To do: Which lines of the data contain the string "JSON"? Copy every one of them.

Supplied material:
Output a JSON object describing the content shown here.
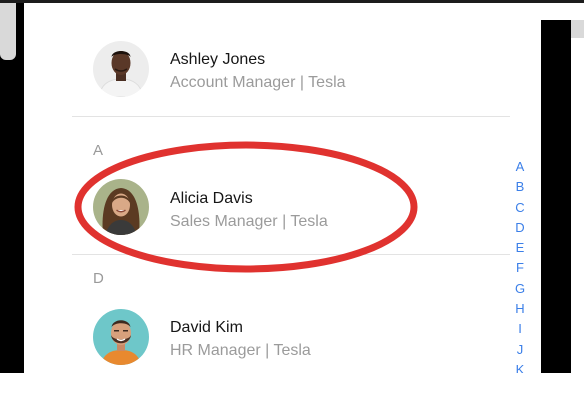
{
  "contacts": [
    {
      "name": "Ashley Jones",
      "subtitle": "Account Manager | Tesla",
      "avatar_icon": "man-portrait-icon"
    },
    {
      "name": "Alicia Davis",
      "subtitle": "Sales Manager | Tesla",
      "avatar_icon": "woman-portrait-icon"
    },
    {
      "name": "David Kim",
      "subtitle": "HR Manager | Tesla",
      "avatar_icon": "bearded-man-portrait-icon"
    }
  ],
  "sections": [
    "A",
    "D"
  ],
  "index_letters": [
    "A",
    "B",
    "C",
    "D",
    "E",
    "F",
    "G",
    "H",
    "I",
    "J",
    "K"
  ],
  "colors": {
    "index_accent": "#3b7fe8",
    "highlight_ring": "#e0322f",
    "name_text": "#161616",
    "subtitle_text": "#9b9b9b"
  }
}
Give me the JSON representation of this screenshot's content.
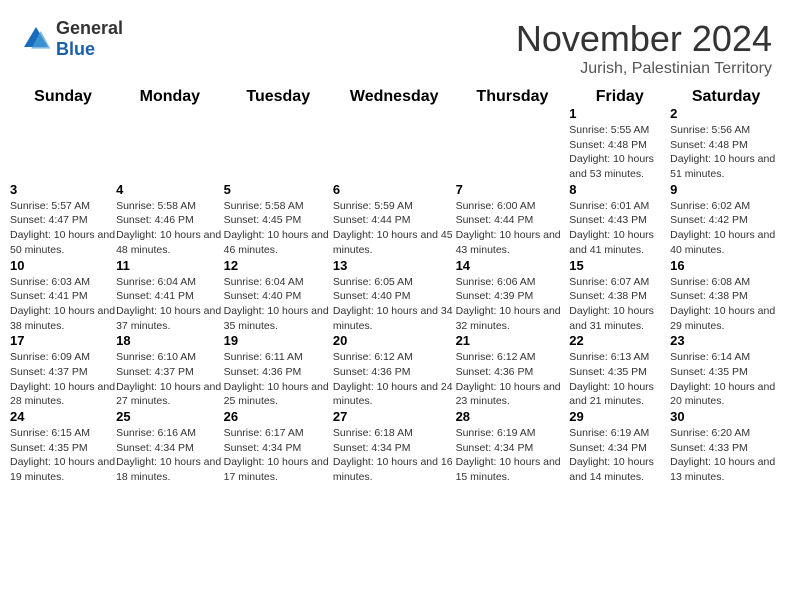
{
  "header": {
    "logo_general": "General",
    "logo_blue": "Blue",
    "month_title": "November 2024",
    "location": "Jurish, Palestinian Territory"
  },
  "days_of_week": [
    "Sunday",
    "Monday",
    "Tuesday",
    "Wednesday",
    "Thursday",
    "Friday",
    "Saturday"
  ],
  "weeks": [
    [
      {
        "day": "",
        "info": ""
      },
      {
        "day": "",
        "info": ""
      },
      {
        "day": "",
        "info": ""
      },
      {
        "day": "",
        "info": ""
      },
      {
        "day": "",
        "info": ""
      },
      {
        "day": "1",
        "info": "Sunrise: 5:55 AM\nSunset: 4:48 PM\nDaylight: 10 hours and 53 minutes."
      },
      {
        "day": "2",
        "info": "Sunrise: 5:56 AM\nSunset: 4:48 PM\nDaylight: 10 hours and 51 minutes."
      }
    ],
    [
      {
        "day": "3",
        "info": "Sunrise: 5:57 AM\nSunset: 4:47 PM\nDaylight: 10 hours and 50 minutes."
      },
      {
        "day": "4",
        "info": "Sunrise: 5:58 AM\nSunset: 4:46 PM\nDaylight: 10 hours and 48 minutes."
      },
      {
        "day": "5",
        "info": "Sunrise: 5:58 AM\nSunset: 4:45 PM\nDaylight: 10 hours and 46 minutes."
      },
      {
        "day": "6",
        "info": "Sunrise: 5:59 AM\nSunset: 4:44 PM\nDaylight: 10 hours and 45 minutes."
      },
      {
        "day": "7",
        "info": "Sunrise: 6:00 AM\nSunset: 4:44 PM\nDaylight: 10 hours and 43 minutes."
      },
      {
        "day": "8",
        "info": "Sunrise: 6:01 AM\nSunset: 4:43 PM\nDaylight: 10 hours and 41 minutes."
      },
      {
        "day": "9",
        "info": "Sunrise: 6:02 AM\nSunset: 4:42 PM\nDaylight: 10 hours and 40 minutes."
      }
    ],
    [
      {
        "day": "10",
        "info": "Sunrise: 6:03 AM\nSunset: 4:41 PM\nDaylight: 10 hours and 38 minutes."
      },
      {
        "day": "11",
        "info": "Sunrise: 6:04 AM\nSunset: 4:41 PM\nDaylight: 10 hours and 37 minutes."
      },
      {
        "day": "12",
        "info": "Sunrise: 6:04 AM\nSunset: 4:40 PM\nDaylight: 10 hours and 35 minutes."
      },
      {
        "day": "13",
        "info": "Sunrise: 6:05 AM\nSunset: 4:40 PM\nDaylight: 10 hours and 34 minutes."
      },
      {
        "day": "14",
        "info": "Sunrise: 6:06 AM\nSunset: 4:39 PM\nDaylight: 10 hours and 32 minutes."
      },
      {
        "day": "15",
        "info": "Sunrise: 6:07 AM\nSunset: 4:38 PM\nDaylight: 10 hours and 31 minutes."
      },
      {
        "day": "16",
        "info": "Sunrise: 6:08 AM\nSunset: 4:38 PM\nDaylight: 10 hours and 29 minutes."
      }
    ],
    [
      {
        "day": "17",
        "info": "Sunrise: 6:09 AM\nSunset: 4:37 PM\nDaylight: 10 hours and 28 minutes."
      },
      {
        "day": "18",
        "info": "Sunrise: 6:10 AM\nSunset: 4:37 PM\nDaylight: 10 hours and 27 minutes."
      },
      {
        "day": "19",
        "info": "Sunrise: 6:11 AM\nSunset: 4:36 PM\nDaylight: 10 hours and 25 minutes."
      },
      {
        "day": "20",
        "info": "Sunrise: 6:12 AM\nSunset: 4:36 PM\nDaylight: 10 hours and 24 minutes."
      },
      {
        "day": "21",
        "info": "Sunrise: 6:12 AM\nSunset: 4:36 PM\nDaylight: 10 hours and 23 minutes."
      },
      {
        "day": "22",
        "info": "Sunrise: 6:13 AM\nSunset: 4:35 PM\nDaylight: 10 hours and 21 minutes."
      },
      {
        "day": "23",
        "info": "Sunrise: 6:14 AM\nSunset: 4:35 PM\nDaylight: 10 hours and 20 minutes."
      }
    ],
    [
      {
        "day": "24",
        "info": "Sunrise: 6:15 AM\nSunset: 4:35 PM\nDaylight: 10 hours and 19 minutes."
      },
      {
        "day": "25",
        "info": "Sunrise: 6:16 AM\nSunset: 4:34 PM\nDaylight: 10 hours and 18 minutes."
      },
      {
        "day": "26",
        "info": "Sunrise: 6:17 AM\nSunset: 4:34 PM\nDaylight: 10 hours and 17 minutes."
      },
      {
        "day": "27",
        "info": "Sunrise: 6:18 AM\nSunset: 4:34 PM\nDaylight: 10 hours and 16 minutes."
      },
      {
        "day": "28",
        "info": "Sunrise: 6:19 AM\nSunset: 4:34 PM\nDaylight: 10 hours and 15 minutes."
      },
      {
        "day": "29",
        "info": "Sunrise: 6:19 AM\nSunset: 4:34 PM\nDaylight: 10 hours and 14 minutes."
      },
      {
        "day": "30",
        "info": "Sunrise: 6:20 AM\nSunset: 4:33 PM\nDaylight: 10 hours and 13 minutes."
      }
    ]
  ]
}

Answer for the task:
Output a JSON object describing the content shown here.
Give me the JSON representation of this screenshot's content.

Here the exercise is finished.